[WHAT YOU SHOULD DO] What should come back is the data below, word for word, minus any picture.

•••

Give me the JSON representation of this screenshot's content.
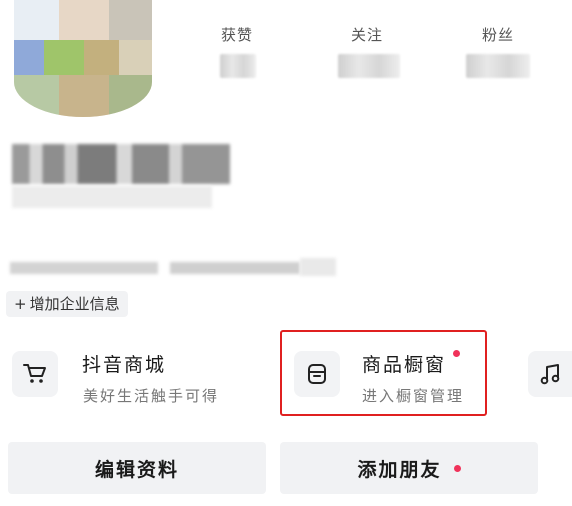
{
  "profile": {
    "stats": [
      {
        "label": "获赞"
      },
      {
        "label": "关注"
      },
      {
        "label": "粉丝"
      }
    ],
    "add_enterprise_label": "增加企业信息"
  },
  "features": {
    "mall": {
      "title": "抖音商城",
      "subtitle": "美好生活触手可得",
      "icon": "cart-icon"
    },
    "showcase": {
      "title": "商品橱窗",
      "subtitle": "进入橱窗管理",
      "icon": "storefront-icon"
    },
    "music": {
      "icon": "music-note-icon"
    }
  },
  "buttons": {
    "edit_profile": "编辑资料",
    "add_friend": "添加朋友"
  },
  "colors": {
    "highlight": "#e02020",
    "badge": "#f0325a"
  }
}
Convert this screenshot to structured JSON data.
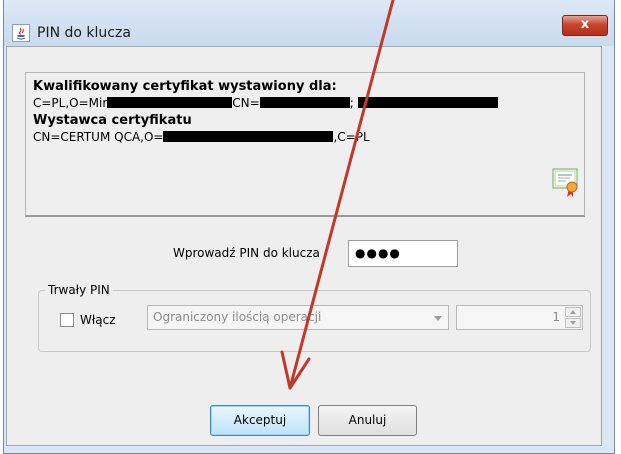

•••

[ANSWER FOR THE TASK]
Give me the JSON representation of this screenshot's content.
{
  "profile": {
    "stats": [
      {
        "label": "获赞"
      },
      {
        "label": "关注"
      },
      {
        "label": "粉丝"
      }
    ],
    "add_enterprise_label": "增加企业信息"
  },
  "features": {
    "mall": {
      "title": "抖音商城",
      "subtitle": "美好生活触手可得",
      "icon": "cart-icon"
    },
    "showcase": {
      "title": "商品橱窗",
      "subtitle": "进入橱窗管理",
      "icon": "storefront-icon"
    },
    "music": {
      "icon": "music-note-icon"
    }
  },
  "buttons": {
    "edit_profile": "编辑资料",
    "add_friend": "添加朋友"
  },
  "colors": {
    "highlight": "#e02020",
    "badge": "#f0325a"
  }
}
Convert this screenshot to structured JSON data.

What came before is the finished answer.